Moreover, as Lisa Foster a DOJ official who also signed the letter has made clear, standing behind the letter’s relatively mild tone is the hammer of the Department’s litigation policy, made manifest in its suit against Ferguson, Missouri. The Department describes the nature of that lawsuit here.
Insofar as it challenges Ferguson’s enforcement of local ordinances, the lawsuit complains about the disparate impact the city’s enforcement has on African-Americans. There are several problems with DOJ’s theory.
First, as Jim Scanlan explains, more relaxed enforcement would almost certainly increase, rather than diminish, the extent to which enforcement has a disparate impact on Blacks. To be sure, fewer Blacks would be fined or otherwise punished. But the proportion of Blacks fined or otherwise punished, as compared to Whites, would increase.
Second, DOJ challenges Ferguson’s enforcement practices under the Fourteenth Amendment to the U.S. Constitution. But the “disparate impact” of a rule or practice does not state claim under the Fourteenth Amendment; DOJ must prove intentional discrimination.

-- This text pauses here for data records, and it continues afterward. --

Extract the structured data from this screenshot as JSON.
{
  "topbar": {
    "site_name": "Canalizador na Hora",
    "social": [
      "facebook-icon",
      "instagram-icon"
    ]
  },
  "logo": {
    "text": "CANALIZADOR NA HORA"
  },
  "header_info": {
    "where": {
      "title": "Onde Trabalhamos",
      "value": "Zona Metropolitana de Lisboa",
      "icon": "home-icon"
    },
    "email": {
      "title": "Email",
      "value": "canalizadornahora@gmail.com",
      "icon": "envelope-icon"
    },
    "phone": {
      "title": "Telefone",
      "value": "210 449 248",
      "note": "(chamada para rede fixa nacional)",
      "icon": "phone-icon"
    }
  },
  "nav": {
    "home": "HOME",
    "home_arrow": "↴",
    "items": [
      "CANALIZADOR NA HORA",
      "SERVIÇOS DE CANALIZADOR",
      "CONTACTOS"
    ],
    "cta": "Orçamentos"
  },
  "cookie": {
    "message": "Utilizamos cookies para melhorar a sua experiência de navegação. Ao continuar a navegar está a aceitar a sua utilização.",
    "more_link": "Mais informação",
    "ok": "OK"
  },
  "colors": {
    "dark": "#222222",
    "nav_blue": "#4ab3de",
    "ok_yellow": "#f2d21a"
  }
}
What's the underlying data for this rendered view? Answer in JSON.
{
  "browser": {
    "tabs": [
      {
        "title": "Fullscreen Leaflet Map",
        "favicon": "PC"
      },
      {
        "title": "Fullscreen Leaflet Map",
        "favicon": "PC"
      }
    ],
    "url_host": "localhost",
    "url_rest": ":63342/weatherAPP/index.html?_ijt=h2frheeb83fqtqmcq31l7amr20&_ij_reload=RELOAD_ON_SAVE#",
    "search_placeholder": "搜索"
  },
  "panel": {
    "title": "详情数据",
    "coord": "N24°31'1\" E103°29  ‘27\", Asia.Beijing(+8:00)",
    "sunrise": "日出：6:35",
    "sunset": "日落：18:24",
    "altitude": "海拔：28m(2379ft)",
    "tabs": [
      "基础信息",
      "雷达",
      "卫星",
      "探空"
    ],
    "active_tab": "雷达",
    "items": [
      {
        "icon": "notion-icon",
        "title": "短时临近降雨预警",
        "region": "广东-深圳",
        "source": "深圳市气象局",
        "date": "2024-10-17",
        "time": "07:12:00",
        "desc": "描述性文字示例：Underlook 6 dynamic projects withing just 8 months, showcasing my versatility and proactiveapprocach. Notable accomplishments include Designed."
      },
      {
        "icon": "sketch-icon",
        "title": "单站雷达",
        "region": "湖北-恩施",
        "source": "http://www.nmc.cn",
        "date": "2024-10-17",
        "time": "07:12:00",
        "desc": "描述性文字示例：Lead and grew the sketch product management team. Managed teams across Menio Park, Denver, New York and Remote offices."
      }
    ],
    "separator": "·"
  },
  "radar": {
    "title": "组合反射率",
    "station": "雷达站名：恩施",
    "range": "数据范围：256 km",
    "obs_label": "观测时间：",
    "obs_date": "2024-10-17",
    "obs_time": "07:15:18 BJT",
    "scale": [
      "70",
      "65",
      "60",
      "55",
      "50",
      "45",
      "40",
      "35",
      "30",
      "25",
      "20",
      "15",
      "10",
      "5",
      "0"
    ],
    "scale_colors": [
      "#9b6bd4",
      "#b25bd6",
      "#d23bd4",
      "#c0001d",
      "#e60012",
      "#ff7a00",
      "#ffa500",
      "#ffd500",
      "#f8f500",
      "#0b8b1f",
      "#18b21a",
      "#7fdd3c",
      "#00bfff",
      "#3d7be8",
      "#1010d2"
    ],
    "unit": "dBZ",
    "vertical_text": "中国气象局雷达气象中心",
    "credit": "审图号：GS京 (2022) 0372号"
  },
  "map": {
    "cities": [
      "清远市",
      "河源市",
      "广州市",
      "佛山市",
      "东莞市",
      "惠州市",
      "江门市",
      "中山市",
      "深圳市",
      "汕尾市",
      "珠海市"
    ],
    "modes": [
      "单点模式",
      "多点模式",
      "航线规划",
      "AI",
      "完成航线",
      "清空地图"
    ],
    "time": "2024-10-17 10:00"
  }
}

In some cases, it may be possible to infer intentional discrimination from practices with an egregiously disparate impact. However, given the great likelihood that less rigorous enforcement would increase the extent of the disparate impact (see above), such an inference should not be available in this case.
Third, DOJ has already concluded (in a March 2015 report), that Ferguson’s ordinance enforcement efforts are driven by the desire to raise revenue. Whatever one thinks about this motive, it isn’t a racially discriminatory one. Ferguson, no doubt, is happy to collect fines from anyone, regardless of race or color, who doesn’t follow its regulations, and eager to come down hard on anyone who doesn’t pay up.
Local ordinances and escalating penalties for non-compliance are the price we pay for living in well-ordered communities. As a practical matter, they are also part of the price we pay for the services local government provides to these communities.
People have often complained about this state of affairs. Only recently, however, has the federal government challenged its constitutionality.
Sweep aside the rhetoric, and the challenge seems to be based on Feds’ conclusion that minority group members are significantly less able to comply with ordinances, and/or significantly more prone to blow off fines, than their fellow Americans.
Is this true? I don’t assume so. But if it is, that’s no reason to relax enforcement of the law. Law abiding Americans have the right to reside in communities that uphold standards of livability and respect for the law.
Retooling the law to accommodate the lawless appears to be a central plank in the left’s war on standards (and maybe for some conservatives too). It is also a recipe for disaster.